Given entries:
++++

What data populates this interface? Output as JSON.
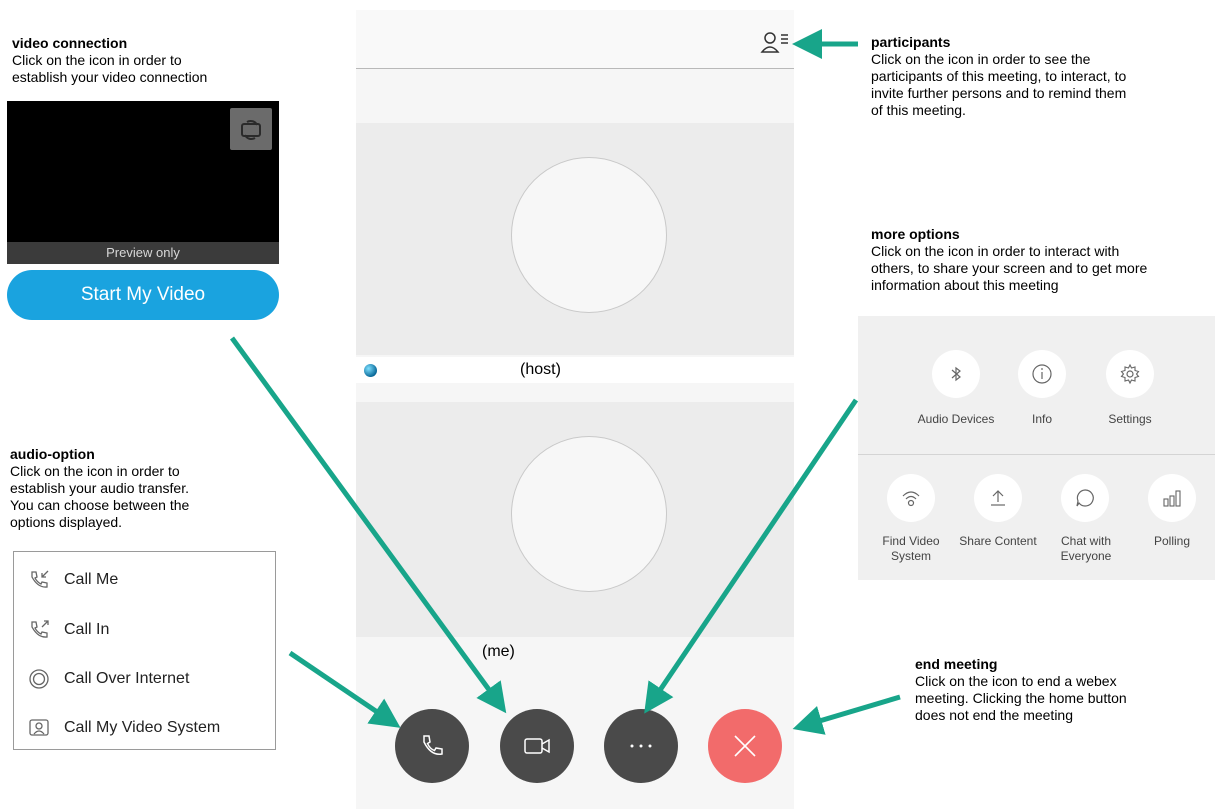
{
  "annotations": {
    "video": {
      "title": "video connection",
      "body_line1": "Click on the icon in order to",
      "body_line2": "establish your video connection"
    },
    "participants": {
      "title": "participants",
      "body_line1": "Click on the icon in order to see the",
      "body_line2": "participants of this meeting, to interact, to",
      "body_line3": "invite further persons and to remind them",
      "body_line4": "of this meeting."
    },
    "more": {
      "title": "more options",
      "body_line1": "Click on the icon in order to interact with",
      "body_line2": "others, to share your screen and to get more",
      "body_line3": "information about this meeting"
    },
    "audio": {
      "title": "audio-option",
      "body_line1": "Click on the icon in order to",
      "body_line2": "establish your audio transfer.",
      "body_line3": "You can choose between the",
      "body_line4": "options displayed."
    },
    "end": {
      "title": "end meeting",
      "body_line1": "Click on the icon to end a webex",
      "body_line2": "meeting. Clicking the home button",
      "body_line3": "does not end the meeting"
    }
  },
  "video_preview": {
    "preview_label": "Preview only",
    "start_button": "Start My Video"
  },
  "audio_options": [
    "Call Me",
    "Call In",
    "Call Over Internet",
    "Call My Video System"
  ],
  "meeting": {
    "host_label": "(host)",
    "me_label": "(me)"
  },
  "more_options": {
    "row1": [
      "Audio Devices",
      "Info",
      "Settings"
    ],
    "row2": [
      "Find Video System",
      "Share Content",
      "Chat with Everyone",
      "Polling"
    ]
  },
  "colors": {
    "accent_arrow": "#18a58a",
    "start_button": "#1aa3df",
    "end_button": "#f26b6b",
    "control_button": "#4a4a4a"
  },
  "icons": {
    "participants": "participants-list-icon",
    "camera_switch": "camera-switch-icon",
    "phone": "phone-icon",
    "video": "video-camera-icon",
    "more": "more-dots-icon",
    "end": "close-x-icon"
  }
}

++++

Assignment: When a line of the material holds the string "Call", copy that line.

Completed task:
    "Call Me",
    "Call In",
    "Call Over Internet",
    "Call My Video System"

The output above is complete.